Problem:
Hunt through the lines below for the string "Esed" and copy each one that has it.

Provided records:
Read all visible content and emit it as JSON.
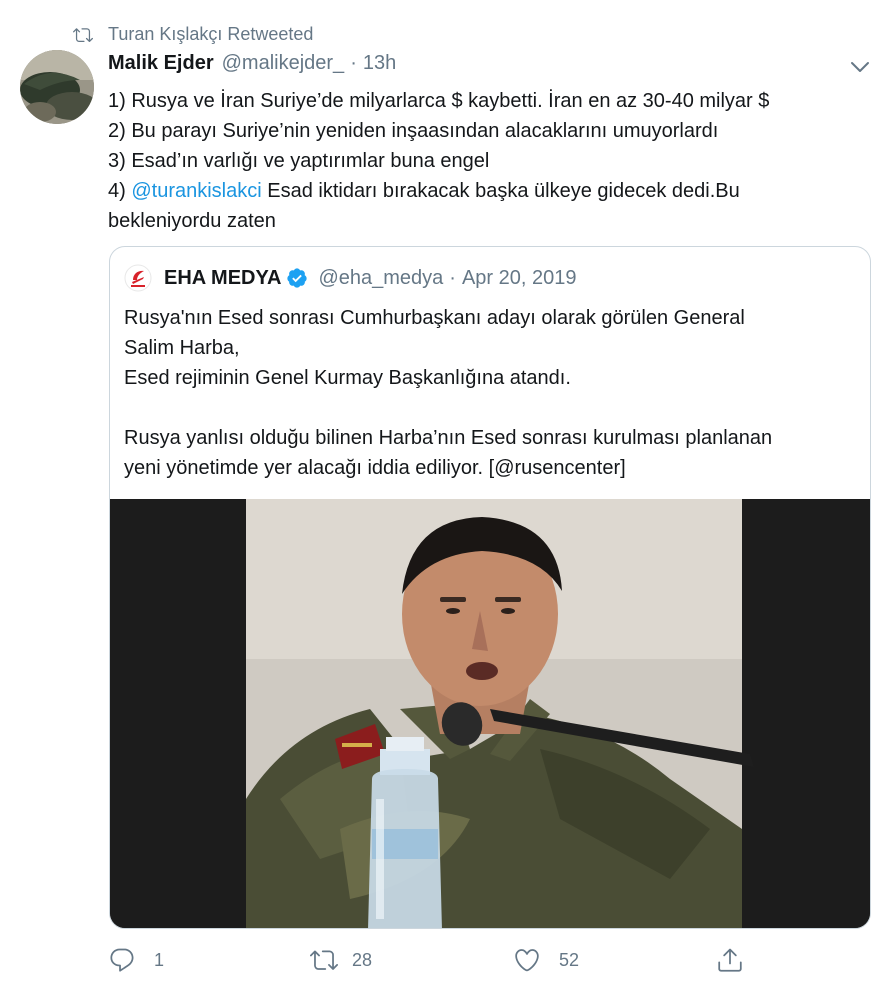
{
  "retweet": {
    "icon": "retweet-icon",
    "label": "Turan Kışlakçı Retweeted"
  },
  "tweet": {
    "author_name": "Malik Ejder",
    "author_handle": "@malikejder_",
    "separator": "·",
    "time": "13h",
    "lines": [
      "1) Rusya ve İran Suriye’de milyarlarca $ kaybetti. İran en az 30-40 milyar $",
      "2) Bu parayı Suriye’nin yeniden inşaasından alacaklarını umuyorlardı",
      "3) Esad’ın varlığı ve yaptırımlar buna engel",
      "4) ",
      "@turankislakci",
      " Esad iktidarı bırakacak başka ülkeye gidecek dedi.Bu",
      "bekleniyordu zaten"
    ]
  },
  "quote": {
    "name": "EHA MEDYA",
    "handle": "@eha_medya",
    "separator": "·",
    "date": "Apr 20, 2019",
    "lines": [
      "Rusya'nın Esed sonrası Cumhurbaşkanı adayı olarak görülen General",
      "Salim Harba,",
      "Esed rejiminin Genel Kurmay Başkanlığına atandı.",
      "",
      "Rusya yanlısı olduğu bilinen Harba’nın Esed sonrası kurulması planlanan",
      "yeni yönetimde yer alacağı iddia ediliyor. [@rusencenter]"
    ]
  },
  "actions": {
    "reply_count": "1",
    "retweet_count": "28",
    "like_count": "52"
  },
  "colors": {
    "link": "#1b95e0",
    "secondary_text": "#657786",
    "verified": "#1da1f2",
    "border": "#ccd6dd"
  }
}
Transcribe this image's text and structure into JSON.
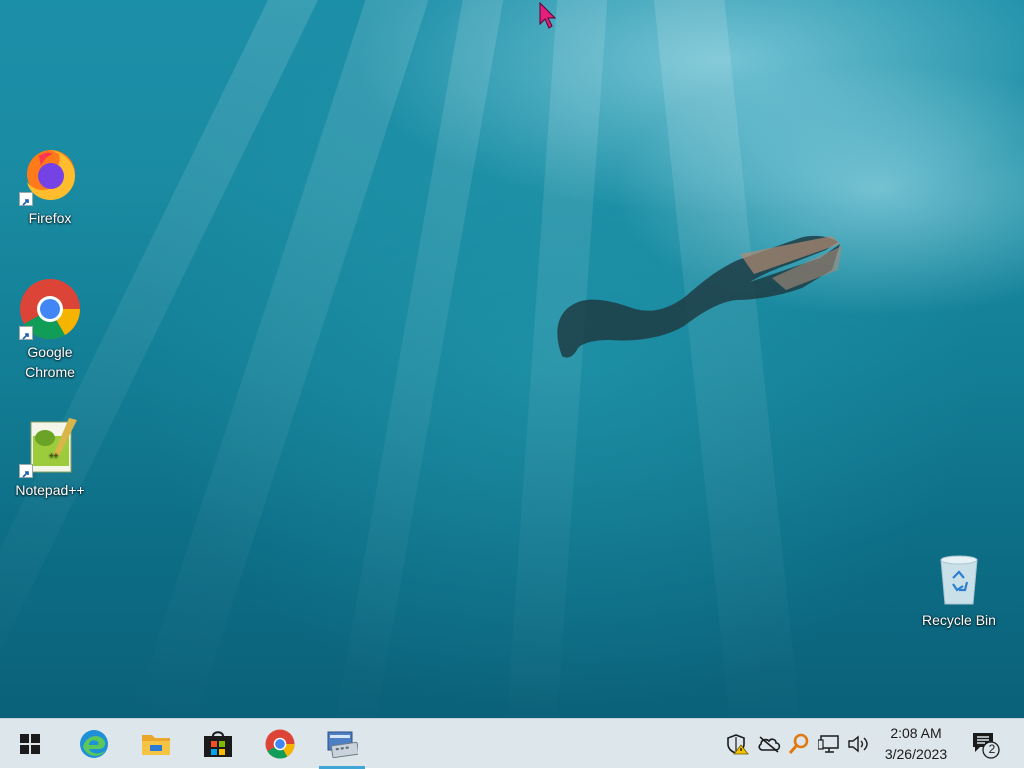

Written response:
      "Rusya'nın Esed sonrası Cumhurbaşkanı adayı olarak görülen General",
      "Esed rejiminin Genel Kurmay Başkanlığına atandı.",
      "Rusya yanlısı olduğu bilinen Harba’nın Esed sonrası kurulması planlanan",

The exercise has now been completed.